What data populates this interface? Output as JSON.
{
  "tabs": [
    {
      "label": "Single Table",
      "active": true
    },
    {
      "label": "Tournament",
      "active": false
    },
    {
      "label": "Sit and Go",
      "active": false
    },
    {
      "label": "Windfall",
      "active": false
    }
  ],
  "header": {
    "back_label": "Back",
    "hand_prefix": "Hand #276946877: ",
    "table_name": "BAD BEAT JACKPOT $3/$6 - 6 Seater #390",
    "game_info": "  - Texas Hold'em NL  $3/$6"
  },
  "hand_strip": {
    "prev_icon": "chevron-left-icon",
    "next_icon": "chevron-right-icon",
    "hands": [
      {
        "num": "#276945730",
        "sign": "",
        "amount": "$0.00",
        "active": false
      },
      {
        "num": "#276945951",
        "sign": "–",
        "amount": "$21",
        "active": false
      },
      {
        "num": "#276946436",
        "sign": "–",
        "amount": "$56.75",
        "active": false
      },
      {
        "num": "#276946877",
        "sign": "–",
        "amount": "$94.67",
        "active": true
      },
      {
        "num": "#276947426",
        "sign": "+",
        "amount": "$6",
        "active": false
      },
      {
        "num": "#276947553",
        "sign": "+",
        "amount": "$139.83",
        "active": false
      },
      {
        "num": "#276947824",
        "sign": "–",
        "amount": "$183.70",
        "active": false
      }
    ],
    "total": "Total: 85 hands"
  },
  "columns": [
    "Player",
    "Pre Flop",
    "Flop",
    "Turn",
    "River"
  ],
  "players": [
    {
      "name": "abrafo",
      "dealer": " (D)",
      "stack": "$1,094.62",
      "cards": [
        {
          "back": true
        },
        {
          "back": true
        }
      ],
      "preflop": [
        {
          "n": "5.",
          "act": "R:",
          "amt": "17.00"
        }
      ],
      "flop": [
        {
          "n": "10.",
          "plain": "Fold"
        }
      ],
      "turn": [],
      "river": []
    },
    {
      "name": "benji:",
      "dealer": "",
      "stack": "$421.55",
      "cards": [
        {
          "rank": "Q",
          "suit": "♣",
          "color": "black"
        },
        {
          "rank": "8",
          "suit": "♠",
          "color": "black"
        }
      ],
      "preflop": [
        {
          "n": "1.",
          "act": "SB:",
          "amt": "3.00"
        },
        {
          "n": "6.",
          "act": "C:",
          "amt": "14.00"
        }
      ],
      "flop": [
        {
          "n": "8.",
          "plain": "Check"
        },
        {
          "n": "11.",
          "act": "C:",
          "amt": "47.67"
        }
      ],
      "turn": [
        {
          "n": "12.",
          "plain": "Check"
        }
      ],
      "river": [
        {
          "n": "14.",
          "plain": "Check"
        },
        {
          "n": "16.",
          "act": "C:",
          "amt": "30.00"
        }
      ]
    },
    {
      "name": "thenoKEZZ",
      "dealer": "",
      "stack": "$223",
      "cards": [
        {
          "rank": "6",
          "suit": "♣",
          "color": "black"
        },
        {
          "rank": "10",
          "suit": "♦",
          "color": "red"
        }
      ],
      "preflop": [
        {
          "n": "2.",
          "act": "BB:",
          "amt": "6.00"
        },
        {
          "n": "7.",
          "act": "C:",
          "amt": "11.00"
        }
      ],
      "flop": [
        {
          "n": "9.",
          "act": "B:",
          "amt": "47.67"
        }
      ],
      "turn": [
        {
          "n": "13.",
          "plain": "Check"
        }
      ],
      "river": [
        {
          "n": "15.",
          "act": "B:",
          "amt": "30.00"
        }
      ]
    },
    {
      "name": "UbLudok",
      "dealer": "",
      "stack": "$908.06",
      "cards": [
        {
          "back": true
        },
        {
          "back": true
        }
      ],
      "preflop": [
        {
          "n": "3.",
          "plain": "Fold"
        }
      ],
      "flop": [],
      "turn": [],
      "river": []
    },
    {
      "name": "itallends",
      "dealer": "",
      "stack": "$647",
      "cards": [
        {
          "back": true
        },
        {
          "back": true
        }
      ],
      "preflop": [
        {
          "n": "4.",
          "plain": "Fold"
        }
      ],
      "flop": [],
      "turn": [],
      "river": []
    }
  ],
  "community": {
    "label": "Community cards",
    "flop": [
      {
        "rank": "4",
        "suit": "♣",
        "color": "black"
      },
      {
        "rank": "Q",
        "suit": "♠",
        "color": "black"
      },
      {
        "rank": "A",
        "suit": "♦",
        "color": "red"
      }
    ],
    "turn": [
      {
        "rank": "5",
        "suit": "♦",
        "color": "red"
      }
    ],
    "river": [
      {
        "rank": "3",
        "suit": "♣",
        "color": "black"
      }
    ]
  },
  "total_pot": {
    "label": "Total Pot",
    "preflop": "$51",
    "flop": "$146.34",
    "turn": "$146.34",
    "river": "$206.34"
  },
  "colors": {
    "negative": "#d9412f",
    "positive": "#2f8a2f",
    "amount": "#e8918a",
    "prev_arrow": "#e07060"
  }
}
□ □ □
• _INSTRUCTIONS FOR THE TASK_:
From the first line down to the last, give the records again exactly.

• _FINISHED EXERCISE_:
What data populates this interface? Output as JSON.
{
  "tabs": [
    {
      "label": "Single Table",
      "active": true
    },
    {
      "label": "Tournament",
      "active": false
    },
    {
      "label": "Sit and Go",
      "active": false
    },
    {
      "label": "Windfall",
      "active": false
    }
  ],
  "header": {
    "back_label": "Back",
    "hand_prefix": "Hand #276946877: ",
    "table_name": "BAD BEAT JACKPOT $3/$6 - 6 Seater #390",
    "game_info": "  - Texas Hold'em NL  $3/$6"
  },
  "hand_strip": {
    "prev_icon": "chevron-left-icon",
    "next_icon": "chevron-right-icon",
    "hands": [
      {
        "num": "#276945730",
        "sign": "",
        "amount": "$0.00",
        "active": false
      },
      {
        "num": "#276945951",
        "sign": "–",
        "amount": "$21",
        "active": false
      },
      {
        "num": "#276946436",
        "sign": "–",
        "amount": "$56.75",
        "active": false
      },
      {
        "num": "#276946877",
        "sign": "–",
        "amount": "$94.67",
        "active": true
      },
      {
        "num": "#276947426",
        "sign": "+",
        "amount": "$6",
        "active": false
      },
      {
        "num": "#276947553",
        "sign": "+",
        "amount": "$139.83",
        "active": false
      },
      {
        "num": "#276947824",
        "sign": "–",
        "amount": "$183.70",
        "active": false
      }
    ],
    "total": "Total: 85 hands"
  },
  "columns": [
    "Player",
    "Pre Flop",
    "Flop",
    "Turn",
    "River"
  ],
  "players": [
    {
      "name": "abrafo",
      "dealer": " (D)",
      "stack": "$1,094.62",
      "cards": [
        {
          "back": true
        },
        {
          "back": true
        }
      ],
      "preflop": [
        {
          "n": "5.",
          "act": "R:",
          "amt": "17.00"
        }
      ],
      "flop": [
        {
          "n": "10.",
          "plain": "Fold"
        }
      ],
      "turn": [],
      "river": []
    },
    {
      "name": "benji:",
      "dealer": "",
      "stack": "$421.55",
      "cards": [
        {
          "rank": "Q",
          "suit": "♣",
          "color": "black"
        },
        {
          "rank": "8",
          "suit": "♠",
          "color": "black"
        }
      ],
      "preflop": [
        {
          "n": "1.",
          "act": "SB:",
          "amt": "3.00"
        },
        {
          "n": "6.",
          "act": "C:",
          "amt": "14.00"
        }
      ],
      "flop": [
        {
          "n": "8.",
          "plain": "Check"
        },
        {
          "n": "11.",
          "act": "C:",
          "amt": "47.67"
        }
      ],
      "turn": [
        {
          "n": "12.",
          "plain": "Check"
        }
      ],
      "river": [
        {
          "n": "14.",
          "plain": "Check"
        },
        {
          "n": "16.",
          "act": "C:",
          "amt": "30.00"
        }
      ]
    },
    {
      "name": "thenoKEZZ",
      "dealer": "",
      "stack": "$223",
      "cards": [
        {
          "rank": "6",
          "suit": "♣",
          "color": "black"
        },
        {
          "rank": "10",
          "suit": "♦",
          "color": "red"
        }
      ],
      "preflop": [
        {
          "n": "2.",
          "act": "BB:",
          "amt": "6.00"
        },
        {
          "n": "7.",
          "act": "C:",
          "amt": "11.00"
        }
      ],
      "flop": [
        {
          "n": "9.",
          "act": "B:",
          "amt": "47.67"
        }
      ],
      "turn": [
        {
          "n": "13.",
          "plain": "Check"
        }
      ],
      "river": [
        {
          "n": "15.",
          "act": "B:",
          "amt": "30.00"
        }
      ]
    },
    {
      "name": "UbLudok",
      "dealer": "",
      "stack": "$908.06",
      "cards": [
        {
          "back": true
        },
        {
          "back": true
        }
      ],
      "preflop": [
        {
          "n": "3.",
          "plain": "Fold"
        }
      ],
      "flop": [],
      "turn": [],
      "river": []
    },
    {
      "name": "itallends",
      "dealer": "",
      "stack": "$647",
      "cards": [
        {
          "back": true
        },
        {
          "back": true
        }
      ],
      "preflop": [
        {
          "n": "4.",
          "plain": "Fold"
        }
      ],
      "flop": [],
      "turn": [],
      "river": []
    }
  ],
  "community": {
    "label": "Community cards",
    "flop": [
      {
        "rank": "4",
        "suit": "♣",
        "color": "black"
      },
      {
        "rank": "Q",
        "suit": "♠",
        "color": "black"
      },
      {
        "rank": "A",
        "suit": "♦",
        "color": "red"
      }
    ],
    "turn": [
      {
        "rank": "5",
        "suit": "♦",
        "color": "red"
      }
    ],
    "river": [
      {
        "rank": "3",
        "suit": "♣",
        "color": "black"
      }
    ]
  },
  "total_pot": {
    "label": "Total Pot",
    "preflop": "$51",
    "flop": "$146.34",
    "turn": "$146.34",
    "river": "$206.34"
  },
  "colors": {
    "negative": "#d9412f",
    "positive": "#2f8a2f",
    "amount": "#e8918a",
    "prev_arrow": "#e07060"
  }
}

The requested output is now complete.